-- Opening Marker --
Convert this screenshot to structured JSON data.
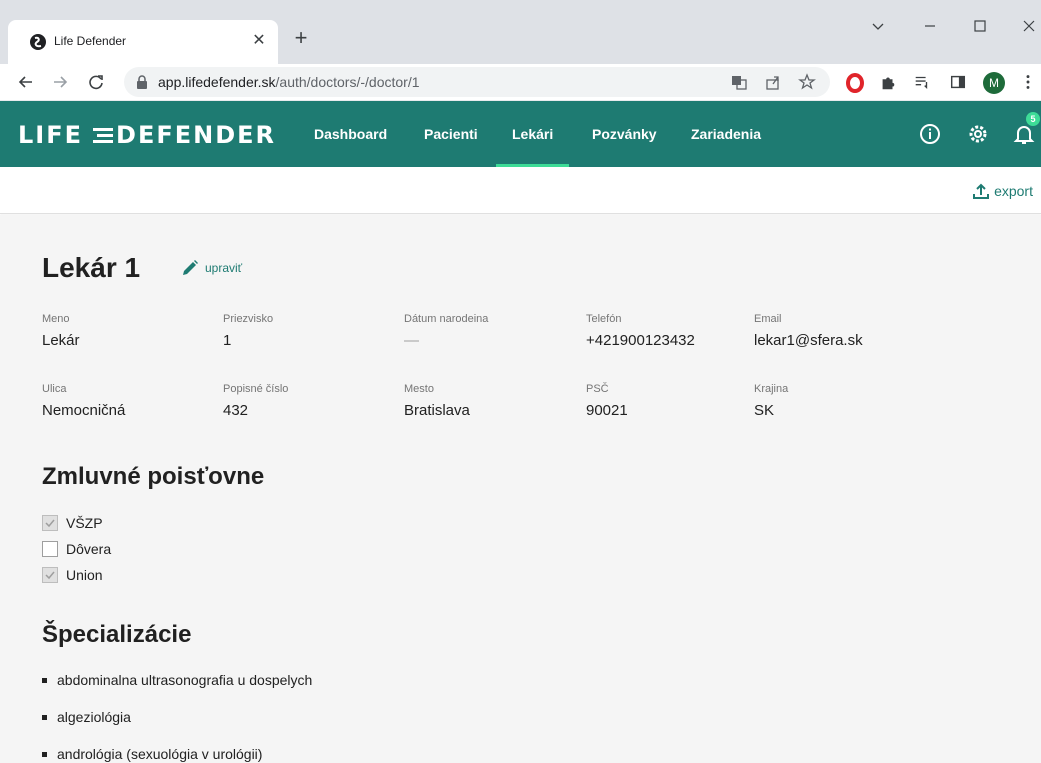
{
  "browser": {
    "tab_title": "Life Defender",
    "url_host": "app.lifedefender.sk",
    "url_path": "/auth/doctors/-/doctor/1",
    "profile_initial": "M"
  },
  "app": {
    "logo_left": "LIFE",
    "logo_right": "DEFENDER",
    "nav": [
      "Dashboard",
      "Pacienti",
      "Lekári",
      "Pozvánky",
      "Zariadenia"
    ],
    "active_nav": "Lekári",
    "notification_count": "5",
    "accent_color": "#1e7b72",
    "active_underline_color": "#3ddc97"
  },
  "toolbar": {
    "export_label": "export"
  },
  "doctor": {
    "title": "Lekár 1",
    "edit_label": "upraviť",
    "fields_row1": [
      {
        "label": "Meno",
        "value": "Lekár"
      },
      {
        "label": "Priezvisko",
        "value": "1"
      },
      {
        "label": "Dátum narodeina",
        "value": "—"
      },
      {
        "label": "Telefón",
        "value": "+421900123432"
      },
      {
        "label": "Email",
        "value": "lekar1@sfera.sk"
      }
    ],
    "fields_row2": [
      {
        "label": "Ulica",
        "value": "Nemocničná"
      },
      {
        "label": "Popisné číslo",
        "value": "432"
      },
      {
        "label": "Mesto",
        "value": "Bratislava"
      },
      {
        "label": "PSČ",
        "value": "90021"
      },
      {
        "label": "Krajina",
        "value": "SK"
      }
    ]
  },
  "insurers": {
    "title": "Zmluvné poisťovne",
    "items": [
      {
        "label": "VŠZP",
        "checked": true
      },
      {
        "label": "Dôvera",
        "checked": false
      },
      {
        "label": "Union",
        "checked": true
      }
    ]
  },
  "specializations": {
    "title": "Špecializácie",
    "items": [
      "abdominalna ultrasonografia u dospelych",
      "algeziológia",
      "andrológia (sexuológia v urológii)"
    ]
  }
}
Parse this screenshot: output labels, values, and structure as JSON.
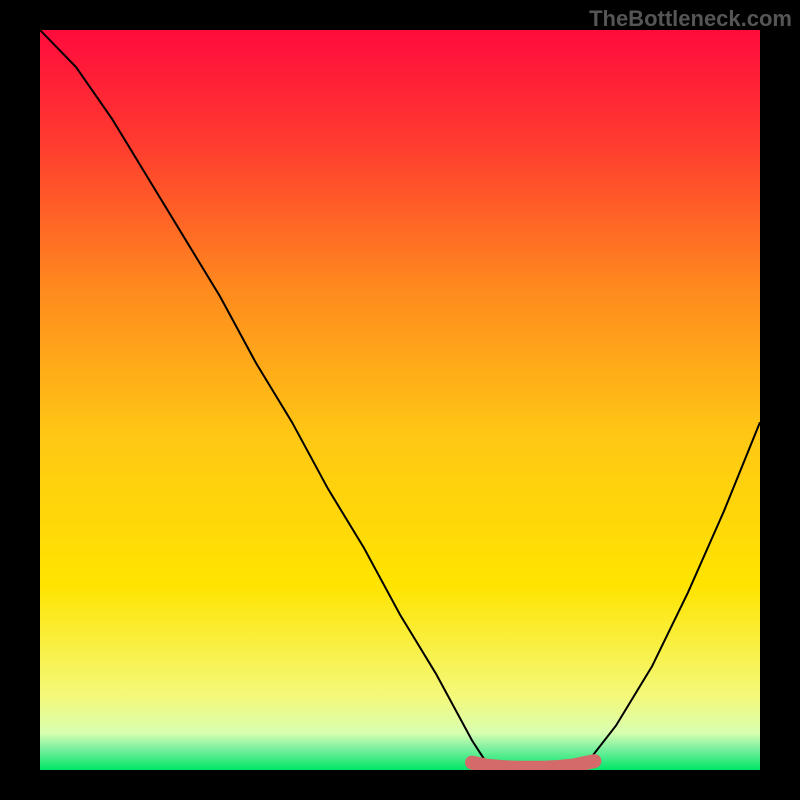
{
  "watermark": "TheBottleneck.com",
  "chart_data": {
    "type": "line",
    "title": "",
    "xlabel": "",
    "ylabel": "",
    "xlim": [
      0,
      100
    ],
    "ylim": [
      0,
      100
    ],
    "background_gradient": {
      "top_color": "#ff0b3d",
      "mid_color": "#ffe400",
      "bottom_band_color": "#00e668",
      "bottom_band_height_pct": 3
    },
    "series": [
      {
        "name": "bottleneck-curve",
        "color": "#000000",
        "x": [
          0,
          5,
          10,
          15,
          20,
          25,
          30,
          35,
          40,
          45,
          50,
          55,
          60,
          62,
          65,
          70,
          74,
          76,
          80,
          85,
          90,
          95,
          100
        ],
        "y": [
          100,
          95,
          88,
          80,
          72,
          64,
          55,
          47,
          38,
          30,
          21,
          13,
          4,
          1,
          0,
          0,
          0,
          1,
          6,
          14,
          24,
          35,
          47
        ]
      }
    ],
    "markers": {
      "name": "optimal-range",
      "color": "#d46a6a",
      "x": [
        60,
        62,
        64,
        66,
        68,
        70,
        72,
        74,
        77
      ],
      "y": [
        1.0,
        0.6,
        0.4,
        0.3,
        0.3,
        0.3,
        0.4,
        0.6,
        1.2
      ]
    }
  }
}
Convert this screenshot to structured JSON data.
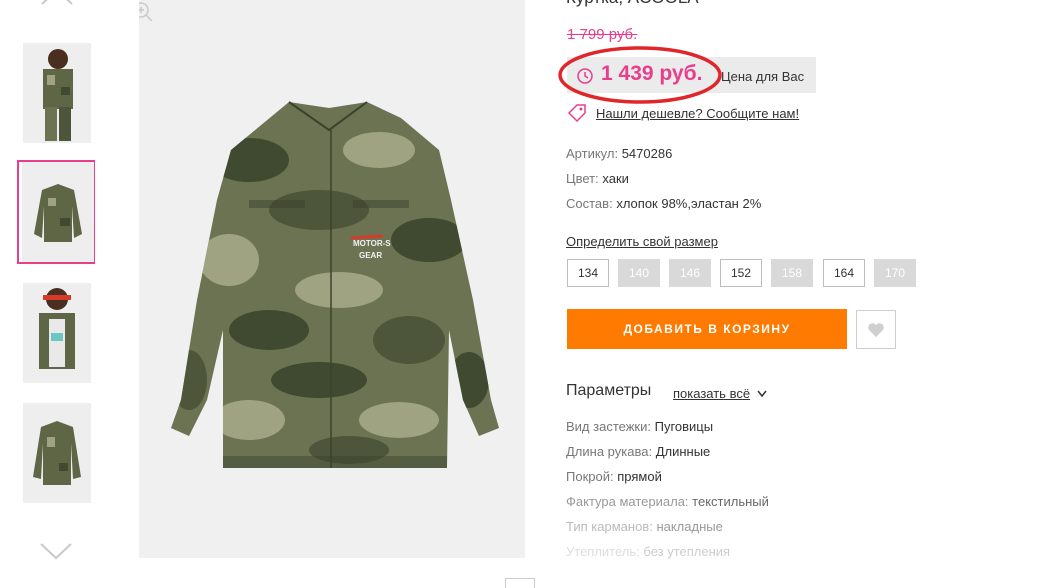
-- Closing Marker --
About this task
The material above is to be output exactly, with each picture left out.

Result of the exercise
Convert this screenshot to structured JSON data.
{
  "browser": {
    "tab_title": "Life Defender",
    "url_host": "app.lifedefender.sk",
    "url_path": "/auth/doctors/-/doctor/1",
    "profile_initial": "M"
  },
  "app": {
    "logo_left": "LIFE",
    "logo_right": "DEFENDER",
    "nav": [
      "Dashboard",
      "Pacienti",
      "Lekári",
      "Pozvánky",
      "Zariadenia"
    ],
    "active_nav": "Lekári",
    "notification_count": "5",
    "accent_color": "#1e7b72",
    "active_underline_color": "#3ddc97"
  },
  "toolbar": {
    "export_label": "export"
  },
  "doctor": {
    "title": "Lekár 1",
    "edit_label": "upraviť",
    "fields_row1": [
      {
        "label": "Meno",
        "value": "Lekár"
      },
      {
        "label": "Priezvisko",
        "value": "1"
      },
      {
        "label": "Dátum narodeina",
        "value": "—"
      },
      {
        "label": "Telefón",
        "value": "+421900123432"
      },
      {
        "label": "Email",
        "value": "lekar1@sfera.sk"
      }
    ],
    "fields_row2": [
      {
        "label": "Ulica",
        "value": "Nemocničná"
      },
      {
        "label": "Popisné číslo",
        "value": "432"
      },
      {
        "label": "Mesto",
        "value": "Bratislava"
      },
      {
        "label": "PSČ",
        "value": "90021"
      },
      {
        "label": "Krajina",
        "value": "SK"
      }
    ]
  },
  "insurers": {
    "title": "Zmluvné poisťovne",
    "items": [
      {
        "label": "VŠZP",
        "checked": true
      },
      {
        "label": "Dôvera",
        "checked": false
      },
      {
        "label": "Union",
        "checked": true
      }
    ]
  },
  "specializations": {
    "title": "Špecializácie",
    "items": [
      "abdominalna ultrasonografia u dospelych",
      "algeziológia",
      "andrológia (sexuológia v urológii)"
    ]
  }
}
Parse this screenshot: output labels, values, and structure as JSON.
{
  "watermark": "TheBottleneck.com",
  "chart_data": {
    "type": "line",
    "title": "",
    "xlabel": "",
    "ylabel": "",
    "xlim": [
      0,
      100
    ],
    "ylim": [
      0,
      100
    ],
    "background_gradient": {
      "top_color": "#ff0b3d",
      "mid_color": "#ffe400",
      "bottom_band_color": "#00e668",
      "bottom_band_height_pct": 3
    },
    "series": [
      {
        "name": "bottleneck-curve",
        "color": "#000000",
        "x": [
          0,
          5,
          10,
          15,
          20,
          25,
          30,
          35,
          40,
          45,
          50,
          55,
          60,
          62,
          65,
          70,
          74,
          76,
          80,
          85,
          90,
          95,
          100
        ],
        "y": [
          100,
          95,
          88,
          80,
          72,
          64,
          55,
          47,
          38,
          30,
          21,
          13,
          4,
          1,
          0,
          0,
          0,
          1,
          6,
          14,
          24,
          35,
          47
        ]
      }
    ],
    "markers": {
      "name": "optimal-range",
      "color": "#d46a6a",
      "x": [
        60,
        62,
        64,
        66,
        68,
        70,
        72,
        74,
        77
      ],
      "y": [
        1.0,
        0.6,
        0.4,
        0.3,
        0.3,
        0.3,
        0.4,
        0.6,
        1.2
      ]
    }
  }
}
Convert this screenshot to structured JSON data.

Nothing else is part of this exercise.